• **DIRECTIONS FOR THIS TASK**: From the entries that follow, gather each line holding the word "color".

• **DATA SHOWN**:
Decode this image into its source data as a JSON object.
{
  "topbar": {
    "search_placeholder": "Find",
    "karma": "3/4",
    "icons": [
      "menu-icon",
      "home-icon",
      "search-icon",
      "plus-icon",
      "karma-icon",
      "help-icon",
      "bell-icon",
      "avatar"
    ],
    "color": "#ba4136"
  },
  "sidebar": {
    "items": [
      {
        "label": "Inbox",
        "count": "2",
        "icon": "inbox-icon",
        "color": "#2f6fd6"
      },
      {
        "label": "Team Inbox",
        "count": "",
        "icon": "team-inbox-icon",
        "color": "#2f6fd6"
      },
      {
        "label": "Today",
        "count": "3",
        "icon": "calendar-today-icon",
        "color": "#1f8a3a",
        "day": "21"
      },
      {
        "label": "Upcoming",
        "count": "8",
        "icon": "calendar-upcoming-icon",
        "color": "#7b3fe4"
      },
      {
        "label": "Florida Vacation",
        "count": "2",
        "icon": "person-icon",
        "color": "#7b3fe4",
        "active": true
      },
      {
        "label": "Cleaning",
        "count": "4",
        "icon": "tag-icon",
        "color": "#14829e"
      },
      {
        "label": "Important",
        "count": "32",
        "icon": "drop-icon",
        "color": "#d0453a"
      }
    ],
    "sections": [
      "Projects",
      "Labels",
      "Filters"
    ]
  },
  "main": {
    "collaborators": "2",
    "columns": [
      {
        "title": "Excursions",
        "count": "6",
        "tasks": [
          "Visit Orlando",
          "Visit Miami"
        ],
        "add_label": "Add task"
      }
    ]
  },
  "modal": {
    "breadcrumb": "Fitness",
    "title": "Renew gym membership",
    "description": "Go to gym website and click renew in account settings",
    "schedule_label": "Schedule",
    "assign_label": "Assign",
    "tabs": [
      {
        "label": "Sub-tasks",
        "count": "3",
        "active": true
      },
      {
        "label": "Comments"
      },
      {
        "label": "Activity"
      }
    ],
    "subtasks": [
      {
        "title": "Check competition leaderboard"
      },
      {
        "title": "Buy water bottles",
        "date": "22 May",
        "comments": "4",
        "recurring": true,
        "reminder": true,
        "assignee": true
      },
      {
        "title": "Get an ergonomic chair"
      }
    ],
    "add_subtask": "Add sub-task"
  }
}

• **OUTPUT BELOW**:
    "color": "#ba4136"
        "color": "#2f6fd6"
        "color": "#2f6fd6"
        "color": "#1f8a3a",
        "color": "#7b3fe4"
        "color": "#7b3fe4",
        "color": "#14829e"
        "color": "#d0453a"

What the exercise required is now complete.